Dear Readers, Welcome to College Interview Questions and Answers have been designed specially to get you acquainted with the nature of questions you may encounter during your Job interview for the subject of College. These College Questions are very important for campus placement test and job interviews. As per my experience good interviewers hardly plan to ask any particular questions during your Job interview and these model questions are asked in the online technical test and interview of many IT companies.
obviously a statement, but you'll have to provide a response to this tough one by summarizing your life into a few sentences. Your answer should be conversational but also try to offer one thing that makes you unique from all of the other applicants. This could be a hobby, accomplishment, goal, or anything else that sets you apart.
This can be a tough one to figure out if you're put on the spot. Think about it before the interview but make sure you don't have a planned answer. This should be a thought-provoking exchange, not just a question and answer session.
This college interview question is a big one for you and the interviewer. It gives you an opportunity to set yourself apart from the other applicants by talking about your hobbies and what makes you who you are. Really, this question is what the interview is all about.
Don't try to act like you have life figured out at age 17 or 19 and planned perfectly for years. However, do make sure to show that you have aspirations and that you think ahead.
Again, this question is a good opportunity to show who you are beyond your resume, application, and test scores. This could be totally unrelated to school. Just note - colleges want to see why you could bring more value to their community than another applicant.
You've probably been asked this in some form before and you might know how hard it can be to answer. One tip - do not try to turn your biggest weakness into a back-door strength. That'll come off as phony.
Your answer should show some turning (or learning) point for you. Demonstrate how you can reflect and adapt based on the decisions you made when you were younger.
Obviously if you've applied, you are interested. Show that you've done your research and try to avoid saying things about wanting to get a good job or degree. Try to focus on how you see your 4 years there, rather than the years after college.
Have a list of questions ready and don't wait for this question to ask what you want. This should be a conversation and asking questions shows interest and gives you insight into the college that you can't find on the website or a college tour.
Picture yourself in the college community. What can you offer to the culture? Think about community service, clubs, athletics, and other similar topics when answering this college interview question.
The college experience isn’t easy for anyone. Challenges will likely arise from your classes, dorm life, family relationships and so on. College admissions officers want to know that you can handle stress and overcome obstacles… and that you’re not likely to drop out. Tell a story about perseverance.
If you don’t have a “hero” per se, consider some real and fictitious people whom you admire. Practice explaining why they are admirable. That’s what matters – the why, not the who. Emphasize character traits that would appeal to a college interviewer.

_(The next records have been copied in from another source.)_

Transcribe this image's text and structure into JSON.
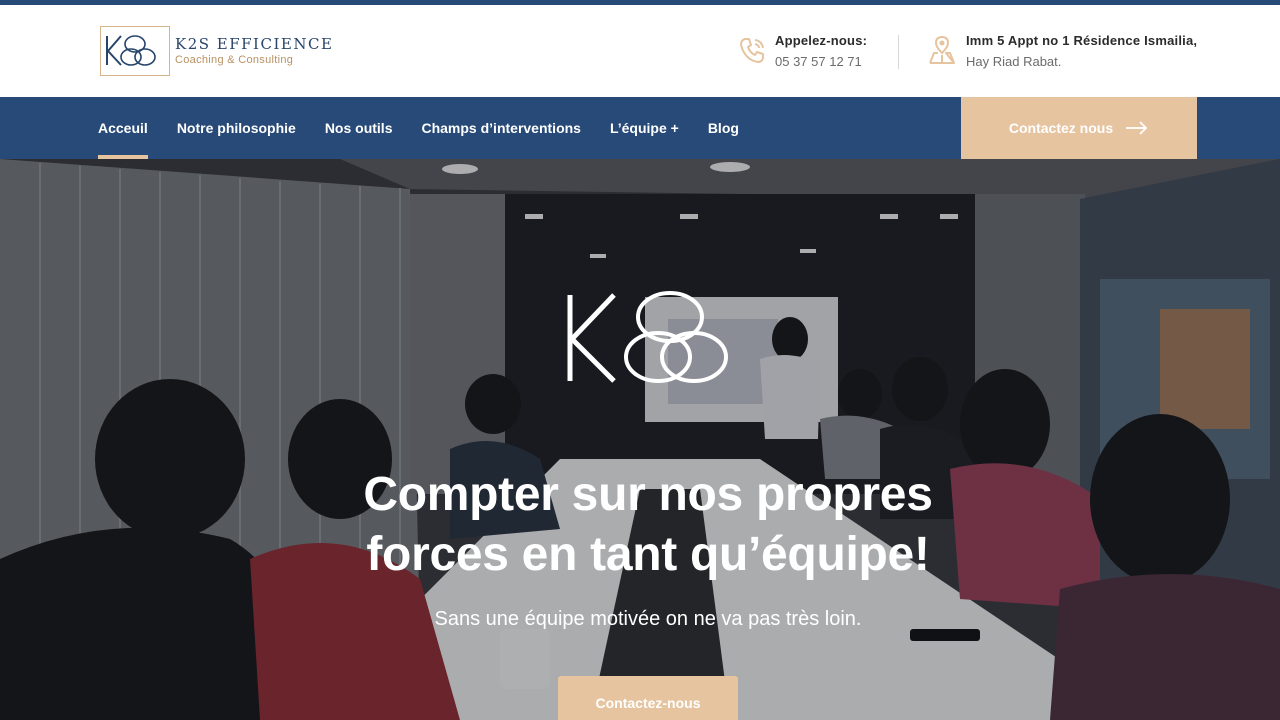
{
  "brand": {
    "name": "K2S EFFICIENCE",
    "tagline": "Coaching & Consulting",
    "accent_color": "#e6c49f",
    "primary_color": "#274a78"
  },
  "header": {
    "phone": {
      "icon": "phone-icon",
      "title": "Appelez-nous:",
      "value": "05 37 57 12 71"
    },
    "address": {
      "icon": "map-pin-icon",
      "line1": "Imm 5 Appt no 1 Résidence Ismailia,",
      "line2": "Hay Riad Rabat."
    }
  },
  "nav": {
    "items": [
      {
        "label": "Acceuil",
        "active": true
      },
      {
        "label": "Notre philosophie"
      },
      {
        "label": "Nos outils"
      },
      {
        "label": "Champs d’interventions"
      },
      {
        "label": "L’équipe +"
      },
      {
        "label": "Blog"
      }
    ],
    "cta_label": "Contactez nous",
    "cta_icon": "arrow-right-icon"
  },
  "hero": {
    "logo_icon": "k2s-logo-icon",
    "title_line1": "Compter sur nos propres",
    "title_line2": "forces en tant qu’équipe!",
    "subtitle": "Sans une équipe motivée on ne va pas très loin.",
    "button_label": "Contactez-nous"
  }
}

In other words, “How will you stand out among other hardworking students?” Colleges seek a wide range of diversity. Every community needs people to fill different roles.
Are you an artist? A student leader? A creative fundraiser for student groups? Try to imagine where you could fit in at the university.
Your response to this college interview question will reveal your values. Consider different aspects of your life when planning your response. Be sure to avoid emphasizing material wealth. It might help to ask yourself, “To sleep well at night, what do I need to know that I’ve done?”
Ask the interviewer some thoughtful questions, not questions seeking basic information that’s available on the university’s website. Show that you’ve pictured yourself at college and have done your research about the school. For example, a physics major could say, “I’ve read that you have an ongoing project about ________. Could you tell me how physics majors are involved in the work?”
Lots of high school students have no idea what they want to do in the future, and that's okay. Still, you should formulate an answer to this question. If you're not sure what your career goals are, say so, but provide a few possibilities.
This question really isn't so much about who you admire but why you admire someone. The interviewer wants to see what character traits you most value in other people.
Or the interview might ask, "What makes you unique?" It's a more difficult question than it might at first appear. Playing a sport or getting good grades is something that many students do, so such accomplishments aren't necessarily "special" or "unique." Try to get beyond your accomplishments and think about what really makes you you.
This question is a little different than one asking why you want to go to a specific college. Do your research and look for the truly unique features of the college for which you are interviewing. Does it have unusual academic offerings? Does it have a distinctive first-year program? Are there co-curricular or internship opportunities that can't be found at other schools?
This is a fairly simply question, but you need to know what extracurricular opportunities exist at the college. You'll look foolish saying you want to host a college radio show if the school doesn't have a radio station. The bottom line here is that the interviewer is trying to see what you will contribute to the campus community.
With this question the interviewer is looking to find out what experiences you most value and how well you can reflect back on high school. Be sure you are able to articulate why the experience was important.